* [TASK DIRECTIONS]:
Your answer must be the exact lines from the one holding "Enumerate this screenshot's" through the final line of the records below, both included, and nothing more.
EXTRACTED DATA Block Start
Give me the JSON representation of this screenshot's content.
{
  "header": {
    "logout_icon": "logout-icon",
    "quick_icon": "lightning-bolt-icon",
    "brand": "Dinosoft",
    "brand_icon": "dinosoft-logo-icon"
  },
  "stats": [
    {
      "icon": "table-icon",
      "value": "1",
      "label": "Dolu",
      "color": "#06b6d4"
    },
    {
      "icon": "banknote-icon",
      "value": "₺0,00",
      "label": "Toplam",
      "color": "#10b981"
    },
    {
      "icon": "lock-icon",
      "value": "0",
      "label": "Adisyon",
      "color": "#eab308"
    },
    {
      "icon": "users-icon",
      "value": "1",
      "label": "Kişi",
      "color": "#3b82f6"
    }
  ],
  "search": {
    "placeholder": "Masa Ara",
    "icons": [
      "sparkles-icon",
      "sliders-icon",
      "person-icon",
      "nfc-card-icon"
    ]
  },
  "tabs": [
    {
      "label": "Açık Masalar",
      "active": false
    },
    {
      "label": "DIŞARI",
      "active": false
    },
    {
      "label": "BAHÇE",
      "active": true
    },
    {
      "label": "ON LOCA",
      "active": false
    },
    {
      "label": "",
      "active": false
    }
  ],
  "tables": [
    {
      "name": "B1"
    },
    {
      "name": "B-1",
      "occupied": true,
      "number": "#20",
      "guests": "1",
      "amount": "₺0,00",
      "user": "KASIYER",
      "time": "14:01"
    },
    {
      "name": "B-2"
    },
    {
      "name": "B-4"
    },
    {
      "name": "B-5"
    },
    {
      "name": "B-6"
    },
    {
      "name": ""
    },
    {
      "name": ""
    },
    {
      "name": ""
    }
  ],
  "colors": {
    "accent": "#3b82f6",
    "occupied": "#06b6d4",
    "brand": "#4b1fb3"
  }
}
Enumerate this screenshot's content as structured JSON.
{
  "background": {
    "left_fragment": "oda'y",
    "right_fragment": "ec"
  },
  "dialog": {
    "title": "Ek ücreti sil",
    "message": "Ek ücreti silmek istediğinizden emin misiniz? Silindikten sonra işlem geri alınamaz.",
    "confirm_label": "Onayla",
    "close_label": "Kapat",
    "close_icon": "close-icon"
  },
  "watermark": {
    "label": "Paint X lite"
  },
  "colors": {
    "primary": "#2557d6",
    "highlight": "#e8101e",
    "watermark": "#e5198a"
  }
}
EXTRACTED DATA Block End
* [RESPONSE]:
Enumerate this screenshot's content as structured JSON.
{
  "background": {
    "left_fragment": "oda'y",
    "right_fragment": "ec"
  },
  "dialog": {
    "title": "Ek ücreti sil",
    "message": "Ek ücreti silmek istediğinizden emin misiniz? Silindikten sonra işlem geri alınamaz.",
    "confirm_label": "Onayla",
    "close_label": "Kapat",
    "close_icon": "close-icon"
  },
  "watermark": {
    "label": "Paint X lite"
  },
  "colors": {
    "primary": "#2557d6",
    "highlight": "#e8101e",
    "watermark": "#e5198a"
  }
}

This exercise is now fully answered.